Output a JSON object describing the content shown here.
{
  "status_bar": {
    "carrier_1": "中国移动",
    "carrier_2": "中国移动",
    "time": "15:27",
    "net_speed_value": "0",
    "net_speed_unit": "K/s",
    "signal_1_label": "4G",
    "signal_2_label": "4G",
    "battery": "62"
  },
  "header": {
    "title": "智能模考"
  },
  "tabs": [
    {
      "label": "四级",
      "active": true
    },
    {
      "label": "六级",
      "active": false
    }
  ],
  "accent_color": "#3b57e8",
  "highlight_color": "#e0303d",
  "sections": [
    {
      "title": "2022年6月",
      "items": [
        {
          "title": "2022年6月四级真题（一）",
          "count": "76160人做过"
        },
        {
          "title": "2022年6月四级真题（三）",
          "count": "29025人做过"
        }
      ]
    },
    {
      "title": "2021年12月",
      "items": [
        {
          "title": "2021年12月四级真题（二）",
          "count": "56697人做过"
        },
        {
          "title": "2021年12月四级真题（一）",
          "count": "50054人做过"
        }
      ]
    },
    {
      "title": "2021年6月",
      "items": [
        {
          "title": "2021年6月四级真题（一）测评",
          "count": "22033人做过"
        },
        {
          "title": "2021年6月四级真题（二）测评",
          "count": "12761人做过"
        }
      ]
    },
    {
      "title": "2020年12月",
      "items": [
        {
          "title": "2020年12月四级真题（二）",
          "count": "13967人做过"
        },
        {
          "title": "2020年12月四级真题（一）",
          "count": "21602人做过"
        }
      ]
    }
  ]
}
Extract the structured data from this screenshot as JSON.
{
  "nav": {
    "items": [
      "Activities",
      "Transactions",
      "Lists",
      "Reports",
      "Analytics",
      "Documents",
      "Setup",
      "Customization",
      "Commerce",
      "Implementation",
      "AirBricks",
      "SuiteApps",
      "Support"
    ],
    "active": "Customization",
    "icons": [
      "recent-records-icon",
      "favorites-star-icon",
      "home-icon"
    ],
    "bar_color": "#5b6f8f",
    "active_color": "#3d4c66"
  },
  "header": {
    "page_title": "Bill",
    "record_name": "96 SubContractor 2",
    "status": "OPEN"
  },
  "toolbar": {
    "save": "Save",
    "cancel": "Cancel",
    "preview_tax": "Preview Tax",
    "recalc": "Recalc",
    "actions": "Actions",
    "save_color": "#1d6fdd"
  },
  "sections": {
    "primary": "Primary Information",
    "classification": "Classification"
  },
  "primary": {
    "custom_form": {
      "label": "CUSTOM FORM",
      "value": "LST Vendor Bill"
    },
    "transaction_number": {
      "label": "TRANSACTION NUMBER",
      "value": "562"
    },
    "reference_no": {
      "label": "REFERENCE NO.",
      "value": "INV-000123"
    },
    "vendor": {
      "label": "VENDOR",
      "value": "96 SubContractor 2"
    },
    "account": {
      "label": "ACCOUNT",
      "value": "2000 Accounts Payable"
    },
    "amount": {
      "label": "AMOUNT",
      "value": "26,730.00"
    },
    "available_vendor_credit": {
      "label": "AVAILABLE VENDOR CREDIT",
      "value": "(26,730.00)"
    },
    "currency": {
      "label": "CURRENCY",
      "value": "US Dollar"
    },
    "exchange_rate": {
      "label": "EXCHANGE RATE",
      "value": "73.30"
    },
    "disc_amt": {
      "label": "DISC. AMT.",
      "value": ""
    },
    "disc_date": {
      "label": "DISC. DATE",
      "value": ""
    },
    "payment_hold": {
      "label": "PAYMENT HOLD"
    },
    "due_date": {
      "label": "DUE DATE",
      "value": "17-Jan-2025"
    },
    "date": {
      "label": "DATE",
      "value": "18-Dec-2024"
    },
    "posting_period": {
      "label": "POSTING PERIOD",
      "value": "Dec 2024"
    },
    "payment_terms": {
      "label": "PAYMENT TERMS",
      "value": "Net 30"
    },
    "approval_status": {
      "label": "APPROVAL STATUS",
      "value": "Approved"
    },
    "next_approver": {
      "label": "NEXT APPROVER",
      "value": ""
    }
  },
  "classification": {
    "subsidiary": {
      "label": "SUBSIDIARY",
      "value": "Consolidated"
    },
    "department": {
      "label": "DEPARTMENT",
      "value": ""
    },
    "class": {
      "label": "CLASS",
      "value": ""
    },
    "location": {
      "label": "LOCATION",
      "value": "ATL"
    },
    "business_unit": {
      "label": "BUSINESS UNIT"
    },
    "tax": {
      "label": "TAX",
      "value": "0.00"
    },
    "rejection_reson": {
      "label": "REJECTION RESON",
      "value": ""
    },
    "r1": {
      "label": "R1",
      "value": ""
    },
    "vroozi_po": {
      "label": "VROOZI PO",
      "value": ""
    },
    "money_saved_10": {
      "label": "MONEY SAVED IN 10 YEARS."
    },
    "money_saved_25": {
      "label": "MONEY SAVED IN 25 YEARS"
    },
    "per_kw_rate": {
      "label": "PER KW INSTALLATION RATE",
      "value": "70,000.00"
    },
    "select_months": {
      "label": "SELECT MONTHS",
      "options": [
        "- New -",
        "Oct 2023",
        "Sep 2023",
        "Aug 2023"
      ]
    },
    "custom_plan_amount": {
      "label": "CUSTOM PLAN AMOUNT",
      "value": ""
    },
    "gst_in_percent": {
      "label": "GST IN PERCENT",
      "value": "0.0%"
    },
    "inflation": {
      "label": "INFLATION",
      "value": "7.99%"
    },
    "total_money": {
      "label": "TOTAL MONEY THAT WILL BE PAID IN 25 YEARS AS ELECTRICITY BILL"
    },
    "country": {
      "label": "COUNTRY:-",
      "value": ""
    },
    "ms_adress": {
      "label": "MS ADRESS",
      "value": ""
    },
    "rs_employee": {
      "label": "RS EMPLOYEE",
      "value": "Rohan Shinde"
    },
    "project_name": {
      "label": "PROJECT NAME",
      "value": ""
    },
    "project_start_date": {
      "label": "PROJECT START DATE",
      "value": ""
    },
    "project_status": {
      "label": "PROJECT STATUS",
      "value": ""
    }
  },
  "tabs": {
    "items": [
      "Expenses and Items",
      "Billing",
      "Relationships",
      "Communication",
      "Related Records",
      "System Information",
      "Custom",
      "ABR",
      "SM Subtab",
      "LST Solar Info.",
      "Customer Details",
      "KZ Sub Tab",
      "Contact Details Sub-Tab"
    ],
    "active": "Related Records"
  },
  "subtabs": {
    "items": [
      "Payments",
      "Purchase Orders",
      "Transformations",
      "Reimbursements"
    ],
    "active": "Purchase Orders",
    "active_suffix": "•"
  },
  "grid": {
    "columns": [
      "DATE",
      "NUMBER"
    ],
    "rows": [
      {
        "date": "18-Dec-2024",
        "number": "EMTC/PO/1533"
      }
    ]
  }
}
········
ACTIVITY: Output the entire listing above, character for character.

EXERCISE RESPONSE:
Output a JSON object describing the content shown here.
{
  "status_bar": {
    "carrier_1": "中国移动",
    "carrier_2": "中国移动",
    "time": "15:27",
    "net_speed_value": "0",
    "net_speed_unit": "K/s",
    "signal_1_label": "4G",
    "signal_2_label": "4G",
    "battery": "62"
  },
  "header": {
    "title": "智能模考"
  },
  "tabs": [
    {
      "label": "四级",
      "active": true
    },
    {
      "label": "六级",
      "active": false
    }
  ],
  "accent_color": "#3b57e8",
  "highlight_color": "#e0303d",
  "sections": [
    {
      "title": "2022年6月",
      "items": [
        {
          "title": "2022年6月四级真题（一）",
          "count": "76160人做过"
        },
        {
          "title": "2022年6月四级真题（三）",
          "count": "29025人做过"
        }
      ]
    },
    {
      "title": "2021年12月",
      "items": [
        {
          "title": "2021年12月四级真题（二）",
          "count": "56697人做过"
        },
        {
          "title": "2021年12月四级真题（一）",
          "count": "50054人做过"
        }
      ]
    },
    {
      "title": "2021年6月",
      "items": [
        {
          "title": "2021年6月四级真题（一）测评",
          "count": "22033人做过"
        },
        {
          "title": "2021年6月四级真题（二）测评",
          "count": "12761人做过"
        }
      ]
    },
    {
      "title": "2020年12月",
      "items": [
        {
          "title": "2020年12月四级真题（二）",
          "count": "13967人做过"
        },
        {
          "title": "2020年12月四级真题（一）",
          "count": "21602人做过"
        }
      ]
    }
  ]
}
Extract the structured data from this screenshot as JSON.
{
  "nav": {
    "items": [
      "Activities",
      "Transactions",
      "Lists",
      "Reports",
      "Analytics",
      "Documents",
      "Setup",
      "Customization",
      "Commerce",
      "Implementation",
      "AirBricks",
      "SuiteApps",
      "Support"
    ],
    "active": "Customization",
    "icons": [
      "recent-records-icon",
      "favorites-star-icon",
      "home-icon"
    ],
    "bar_color": "#5b6f8f",
    "active_color": "#3d4c66"
  },
  "header": {
    "page_title": "Bill",
    "record_name": "96 SubContractor 2",
    "status": "OPEN"
  },
  "toolbar": {
    "save": "Save",
    "cancel": "Cancel",
    "preview_tax": "Preview Tax",
    "recalc": "Recalc",
    "actions": "Actions",
    "save_color": "#1d6fdd"
  },
  "sections": {
    "primary": "Primary Information",
    "classification": "Classification"
  },
  "primary": {
    "custom_form": {
      "label": "CUSTOM FORM",
      "value": "LST Vendor Bill"
    },
    "transaction_number": {
      "label": "TRANSACTION NUMBER",
      "value": "562"
    },
    "reference_no": {
      "label": "REFERENCE NO.",
      "value": "INV-000123"
    },
    "vendor": {
      "label": "VENDOR",
      "value": "96 SubContractor 2"
    },
    "account": {
      "label": "ACCOUNT",
      "value": "2000 Accounts Payable"
    },
    "amount": {
      "label": "AMOUNT",
      "value": "26,730.00"
    },
    "available_vendor_credit": {
      "label": "AVAILABLE VENDOR CREDIT",
      "value": "(26,730.00)"
    },
    "currency": {
      "label": "CURRENCY",
      "value": "US Dollar"
    },
    "exchange_rate": {
      "label": "EXCHANGE RATE",
      "value": "73.30"
    },
    "disc_amt": {
      "label": "DISC. AMT.",
      "value": ""
    },
    "disc_date": {
      "label": "DISC. DATE",
      "value": ""
    },
    "payment_hold": {
      "label": "PAYMENT HOLD"
    },
    "due_date": {
      "label": "DUE DATE",
      "value": "17-Jan-2025"
    },
    "date": {
      "label": "DATE",
      "value": "18-Dec-2024"
    },
    "posting_period": {
      "label": "POSTING PERIOD",
      "value": "Dec 2024"
    },
    "payment_terms": {
      "label": "PAYMENT TERMS",
      "value": "Net 30"
    },
    "approval_status": {
      "label": "APPROVAL STATUS",
      "value": "Approved"
    },
    "next_approver": {
      "label": "NEXT APPROVER",
      "value": ""
    }
  },
  "classification": {
    "subsidiary": {
      "label": "SUBSIDIARY",
      "value": "Consolidated"
    },
    "department": {
      "label": "DEPARTMENT",
      "value": ""
    },
    "class": {
      "label": "CLASS",
      "value": ""
    },
    "location": {
      "label": "LOCATION",
      "value": "ATL"
    },
    "business_unit": {
      "label": "BUSINESS UNIT"
    },
    "tax": {
      "label": "TAX",
      "value": "0.00"
    },
    "rejection_reson": {
      "label": "REJECTION RESON",
      "value": ""
    },
    "r1": {
      "label": "R1",
      "value": ""
    },
    "vroozi_po": {
      "label": "VROOZI PO",
      "value": ""
    },
    "money_saved_10": {
      "label": "MONEY SAVED IN 10 YEARS."
    },
    "money_saved_25": {
      "label": "MONEY SAVED IN 25 YEARS"
    },
    "per_kw_rate": {
      "label": "PER KW INSTALLATION RATE",
      "value": "70,000.00"
    },
    "select_months": {
      "label": "SELECT MONTHS",
      "options": [
        "- New -",
        "Oct 2023",
        "Sep 2023",
        "Aug 2023"
      ]
    },
    "custom_plan_amount": {
      "label": "CUSTOM PLAN AMOUNT",
      "value": ""
    },
    "gst_in_percent": {
      "label": "GST IN PERCENT",
      "value": "0.0%"
    },
    "inflation": {
      "label": "INFLATION",
      "value": "7.99%"
    },
    "total_money": {
      "label": "TOTAL MONEY THAT WILL BE PAID IN 25 YEARS AS ELECTRICITY BILL"
    },
    "country": {
      "label": "COUNTRY:-",
      "value": ""
    },
    "ms_adress": {
      "label": "MS ADRESS",
      "value": ""
    },
    "rs_employee": {
      "label": "RS EMPLOYEE",
      "value": "Rohan Shinde"
    },
    "project_name": {
      "label": "PROJECT NAME",
      "value": ""
    },
    "project_start_date": {
      "label": "PROJECT START DATE",
      "value": ""
    },
    "project_status": {
      "label": "PROJECT STATUS",
      "value": ""
    }
  },
  "tabs": {
    "items": [
      "Expenses and Items",
      "Billing",
      "Relationships",
      "Communication",
      "Related Records",
      "System Information",
      "Custom",
      "ABR",
      "SM Subtab",
      "LST Solar Info.",
      "Customer Details",
      "KZ Sub Tab",
      "Contact Details Sub-Tab"
    ],
    "active": "Related Records"
  },
  "subtabs": {
    "items": [
      "Payments",
      "Purchase Orders",
      "Transformations",
      "Reimbursements"
    ],
    "active": "Purchase Orders",
    "active_suffix": "•"
  },
  "grid": {
    "columns": [
      "DATE",
      "NUMBER"
    ],
    "rows": [
      {
        "date": "18-Dec-2024",
        "number": "EMTC/PO/1533"
      }
    ]
  }
}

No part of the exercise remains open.